■ YOUR OBJECTIVE: Retype the listing that follows, leaving nothing out.

■ RECORDS FOR THE TASK:
▬▬▬▬▬▬

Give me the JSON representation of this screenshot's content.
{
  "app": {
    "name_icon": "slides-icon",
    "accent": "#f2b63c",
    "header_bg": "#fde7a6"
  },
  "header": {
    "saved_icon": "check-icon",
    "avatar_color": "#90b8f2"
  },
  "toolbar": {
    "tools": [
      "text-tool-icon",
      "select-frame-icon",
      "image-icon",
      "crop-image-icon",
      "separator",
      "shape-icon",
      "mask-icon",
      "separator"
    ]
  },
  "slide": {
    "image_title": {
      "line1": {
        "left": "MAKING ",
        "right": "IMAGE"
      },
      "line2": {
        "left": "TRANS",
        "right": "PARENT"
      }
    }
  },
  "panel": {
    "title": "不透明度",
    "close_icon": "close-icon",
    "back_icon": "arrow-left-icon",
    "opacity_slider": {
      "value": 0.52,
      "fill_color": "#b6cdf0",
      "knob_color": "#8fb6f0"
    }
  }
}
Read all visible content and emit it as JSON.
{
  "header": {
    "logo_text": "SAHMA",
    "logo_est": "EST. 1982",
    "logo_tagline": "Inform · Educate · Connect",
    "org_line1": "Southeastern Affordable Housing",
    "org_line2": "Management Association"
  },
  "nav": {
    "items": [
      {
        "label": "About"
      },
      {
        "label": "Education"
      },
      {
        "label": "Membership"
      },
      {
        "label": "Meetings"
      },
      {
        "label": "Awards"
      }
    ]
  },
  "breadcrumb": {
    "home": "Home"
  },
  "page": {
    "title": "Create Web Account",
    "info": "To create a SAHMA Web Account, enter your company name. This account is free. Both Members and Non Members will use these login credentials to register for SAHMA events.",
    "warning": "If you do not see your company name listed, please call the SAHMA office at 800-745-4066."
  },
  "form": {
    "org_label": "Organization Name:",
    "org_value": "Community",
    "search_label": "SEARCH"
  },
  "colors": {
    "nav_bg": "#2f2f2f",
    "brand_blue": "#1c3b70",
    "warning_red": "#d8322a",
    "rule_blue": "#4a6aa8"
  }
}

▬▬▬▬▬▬

■ TASK OUTPUT:
Give me the JSON representation of this screenshot's content.
{
  "app": {
    "name_icon": "slides-icon",
    "accent": "#f2b63c",
    "header_bg": "#fde7a6"
  },
  "header": {
    "saved_icon": "check-icon",
    "avatar_color": "#90b8f2"
  },
  "toolbar": {
    "tools": [
      "text-tool-icon",
      "select-frame-icon",
      "image-icon",
      "crop-image-icon",
      "separator",
      "shape-icon",
      "mask-icon",
      "separator"
    ]
  },
  "slide": {
    "image_title": {
      "line1": {
        "left": "MAKING ",
        "right": "IMAGE"
      },
      "line2": {
        "left": "TRANS",
        "right": "PARENT"
      }
    }
  },
  "panel": {
    "title": "不透明度",
    "close_icon": "close-icon",
    "back_icon": "arrow-left-icon",
    "opacity_slider": {
      "value": 0.52,
      "fill_color": "#b6cdf0",
      "knob_color": "#8fb6f0"
    }
  }
}
Read all visible content and emit it as JSON.
{
  "header": {
    "logo_text": "SAHMA",
    "logo_est": "EST. 1982",
    "logo_tagline": "Inform · Educate · Connect",
    "org_line1": "Southeastern Affordable Housing",
    "org_line2": "Management Association"
  },
  "nav": {
    "items": [
      {
        "label": "About"
      },
      {
        "label": "Education"
      },
      {
        "label": "Membership"
      },
      {
        "label": "Meetings"
      },
      {
        "label": "Awards"
      }
    ]
  },
  "breadcrumb": {
    "home": "Home"
  },
  "page": {
    "title": "Create Web Account",
    "info": "To create a SAHMA Web Account, enter your company name. This account is free. Both Members and Non Members will use these login credentials to register for SAHMA events.",
    "warning": "If you do not see your company name listed, please call the SAHMA office at 800-745-4066."
  },
  "form": {
    "org_label": "Organization Name:",
    "org_value": "Community",
    "search_label": "SEARCH"
  },
  "colors": {
    "nav_bg": "#2f2f2f",
    "brand_blue": "#1c3b70",
    "warning_red": "#d8322a",
    "rule_blue": "#4a6aa8"
  }
}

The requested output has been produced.